____ EXERCISE MATERIALS

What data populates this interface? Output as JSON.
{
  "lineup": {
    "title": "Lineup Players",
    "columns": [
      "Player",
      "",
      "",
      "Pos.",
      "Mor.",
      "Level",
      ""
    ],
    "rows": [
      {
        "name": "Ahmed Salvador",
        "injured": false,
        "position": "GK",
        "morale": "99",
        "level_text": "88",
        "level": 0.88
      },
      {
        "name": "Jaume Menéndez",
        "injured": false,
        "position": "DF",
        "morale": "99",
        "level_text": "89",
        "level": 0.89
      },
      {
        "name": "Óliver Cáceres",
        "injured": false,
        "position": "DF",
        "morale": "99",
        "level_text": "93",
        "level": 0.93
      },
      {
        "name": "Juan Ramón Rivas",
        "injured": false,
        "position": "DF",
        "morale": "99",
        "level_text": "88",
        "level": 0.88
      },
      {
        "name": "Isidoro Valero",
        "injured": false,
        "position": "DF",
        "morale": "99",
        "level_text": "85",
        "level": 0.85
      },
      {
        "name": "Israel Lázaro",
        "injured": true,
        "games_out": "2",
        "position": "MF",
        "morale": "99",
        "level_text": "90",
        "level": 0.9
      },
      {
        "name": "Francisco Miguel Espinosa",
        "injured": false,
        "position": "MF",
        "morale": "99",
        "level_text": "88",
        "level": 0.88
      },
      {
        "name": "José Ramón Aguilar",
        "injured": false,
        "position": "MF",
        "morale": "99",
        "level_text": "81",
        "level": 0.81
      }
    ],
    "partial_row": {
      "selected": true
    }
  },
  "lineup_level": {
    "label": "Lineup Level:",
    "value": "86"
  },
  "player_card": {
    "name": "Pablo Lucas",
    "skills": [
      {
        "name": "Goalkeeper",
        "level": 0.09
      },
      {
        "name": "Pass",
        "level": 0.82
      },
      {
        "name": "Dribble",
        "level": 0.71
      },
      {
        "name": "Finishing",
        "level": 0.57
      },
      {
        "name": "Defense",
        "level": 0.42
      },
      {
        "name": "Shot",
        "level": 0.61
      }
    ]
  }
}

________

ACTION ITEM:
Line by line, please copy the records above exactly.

ANSWER FOR THIS EXERCISE:
What data populates this interface? Output as JSON.
{
  "lineup": {
    "title": "Lineup Players",
    "columns": [
      "Player",
      "",
      "",
      "Pos.",
      "Mor.",
      "Level",
      ""
    ],
    "rows": [
      {
        "name": "Ahmed Salvador",
        "injured": false,
        "position": "GK",
        "morale": "99",
        "level_text": "88",
        "level": 0.88
      },
      {
        "name": "Jaume Menéndez",
        "injured": false,
        "position": "DF",
        "morale": "99",
        "level_text": "89",
        "level": 0.89
      },
      {
        "name": "Óliver Cáceres",
        "injured": false,
        "position": "DF",
        "morale": "99",
        "level_text": "93",
        "level": 0.93
      },
      {
        "name": "Juan Ramón Rivas",
        "injured": false,
        "position": "DF",
        "morale": "99",
        "level_text": "88",
        "level": 0.88
      },
      {
        "name": "Isidoro Valero",
        "injured": false,
        "position": "DF",
        "morale": "99",
        "level_text": "85",
        "level": 0.85
      },
      {
        "name": "Israel Lázaro",
        "injured": true,
        "games_out": "2",
        "position": "MF",
        "morale": "99",
        "level_text": "90",
        "level": 0.9
      },
      {
        "name": "Francisco Miguel Espinosa",
        "injured": false,
        "position": "MF",
        "morale": "99",
        "level_text": "88",
        "level": 0.88
      },
      {
        "name": "José Ramón Aguilar",
        "injured": false,
        "position": "MF",
        "morale": "99",
        "level_text": "81",
        "level": 0.81
      }
    ],
    "partial_row": {
      "selected": true
    }
  },
  "lineup_level": {
    "label": "Lineup Level:",
    "value": "86"
  },
  "player_card": {
    "name": "Pablo Lucas",
    "skills": [
      {
        "name": "Goalkeeper",
        "level": 0.09
      },
      {
        "name": "Pass",
        "level": 0.82
      },
      {
        "name": "Dribble",
        "level": 0.71
      },
      {
        "name": "Finishing",
        "level": 0.57
      },
      {
        "name": "Defense",
        "level": 0.42
      },
      {
        "name": "Shot",
        "level": 0.61
      }
    ]
  }
}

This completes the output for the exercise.